Battle between the placenta and uterus could help explain preeclampsia
A battle that brews in the mother’s womb between the father’s biological goal to produce the biggest, healthiest baby possible vs. the mother’s need to live through delivery might help explain preeclampsia, an often deadly disease of pregnancy. The fetus must be big enough to thrive, yet small enough to pass through the birth canal. In a new study, Yale researchers describe the mechanism that keeps these conflicting goals in balance.
The findings are published in the October 11, 2011 online issue of Reproductive Sciences.
The battle is waged between the mother’s uterus and the baby’s placenta, which is made up of cells called trophoblasts that are controlled by the father. In the study, led by Harvey J. Kliman, M.D., research scientist in the Department of Obstetrics, Gynecology & Reproductive Sciences at Yale School of Medicine, researchers observed how the placenta tricks the mother so she doesn’t attack the trophoblasts that are trying to increase the flow of her blood into the placenta. If this placental deception doesn’t work the mother may develop preeclampsia, a condition that results in high blood pressure and protein in the mother’s urine. The only known cure for preeclampsia is delivery of the baby.
The placenta’s job is to get nutrients from the mother during pregnancy. Kliman explained that in a normal pregnancy, specialized invasive trophoblasts leave the placenta and invade the mother’s tissues to attack and destroy the walls of her blood vessels. This allows the most blood possible to enter the placenta, resulting in a big baby.
But the mother’s own “soldiers,” called lymphocytes, are constantly looking to destroy the invasive trophoblast cells. The placenta in turn appears to trick the mother by creating a diversion to occupy her lymphocytes.
Preeclampsia is a disorder that occurs only during pregnancy and the postpartum period and affects both the mother and the unborn baby. Affecting at least 5-8% of all pregnancies, it is a rapidly progressive condition characterized by high blood pressure and the presence of protein in the urine. Swelling, sudden weight gain, headaches and changes in vision are important symptoms; however, some women with rapidly advancing disease report few symptoms.

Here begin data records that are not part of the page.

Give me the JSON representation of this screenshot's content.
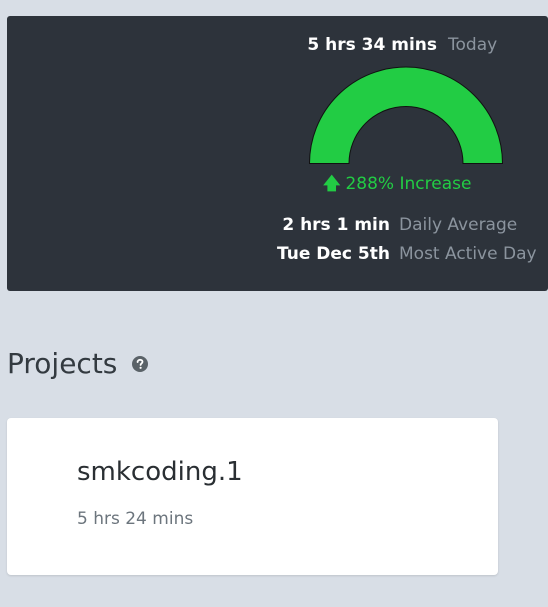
{
  "summary": {
    "today_value": "5 hrs 34 mins",
    "today_label": "Today",
    "gauge_color": "#22cc44",
    "gauge_level_percent": 100,
    "increase_arrow": "🡅",
    "increase_text": "288% Increase",
    "daily_average_value": "2 hrs 1 min",
    "daily_average_label": "Daily Average",
    "most_active_value": "Tue Dec 5th",
    "most_active_label": "Most Active Day"
  },
  "projects": {
    "heading": "Projects",
    "help_icon": "question-circle-icon",
    "items": [
      {
        "name": "smkcoding.1",
        "time": "5 hrs 24 mins"
      }
    ]
  },
  "colors": {
    "panel_bg": "#2d333b",
    "page_bg": "#d8dee6",
    "accent_green": "#22cc44"
  }
}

Typically, preeclampsia occurs after 20 weeks gestation (in the late 2nd or 3rd trimesters or middle to late pregnancy), though it can occur earlier. Proper prenatal care is essential to diagnose and manage preeclampsia. Pregnancy Induced Hypertension (PIH) and toxemia are outdated terms for preeclampsia. HELLP syndrome and eclampsia (seizures) are other variants of preeclampsia.
Globally, preeclampsia and other hypertensive disorders of pregnancy are a leading cause of maternal and infant illness and death. By conservative estimates, these disorders are responsible for 76,000 maternal and 500,000 infant deaths each year.
The placenta creates this diversion by secreting a protein called placental protein 13 (PP13), also known as galectin 13, into the mother’s blood where it travels through her veins into the uterus below the placenta. There the PP13 leaves the veins where it triggers the mother’s immune system to react and attack. The entire area around these veins becomes a mass of inflammation and dead cells, called necrosis.
Is pre-eclampsia the same as gestational high blood pressure?
No. Many pregnant women develop mild high blood pressure that is not pre-eclampsia. This is known as gestational high blood pressure or pregnancy-induced high blood pressure.
Gestational high blood pressure is new high blood pressure that comes on for the first time after the 20th week of pregnancy. Doctors can confirm this type of high blood pressure if you do not go on to develop pre-eclampsia during your pregnancy and if your blood pressure has returned to normal within six weeks of you giving birth. If you have gestational high blood pressure, you do not have protein in your urine when it is tested by your midwife or doctor during your pregnancy. With pre-eclampsia, you have high blood pressure plus protein in your urine, and sometimes other symptoms and complications listed below.
Note: some women may be found to have new high blood pressure after 20 weeks of pregnancy. At first, they may not have any protein in their urine on testing. However, they may later develop protein in their urine and so be diagnosed with pre-eclampsia. You are only said to have pregnancy-induced hypertension if you do not go on to develop pre-eclampsia during your pregnancy.
“We realized that these zones of necrosis are likely occupying the mother’s soldiers while the invasive trophoblasts sneak into her arteries, leading to more blood flow to the placenta and a bigger baby,” said Kliman. “We believe that maintaining this balance could be the key to a healthy pregnancy free from preeclampsia.”
Other authors on the study include Marei Sammar, Yael Grimpel, Stephanie Lynch, Kristin Milano, Elah Pick, Jacob Bejar, Ayala Arad, James Lee, Hamutal Meiri and Ron Gonen.
The study was funded by a research grant from the European Union (FP6-grant # 037244, project title Pregenesys), the Finland Israel R&D Fund grant #41256 (Eureka – 3808 RPT), and the Yale University Reproductive and Placental Research Unit.
Citation: Reproductive Sciences doi: 10.1177/1933719111424445 (October 2011)
Contact: Karen N. Peart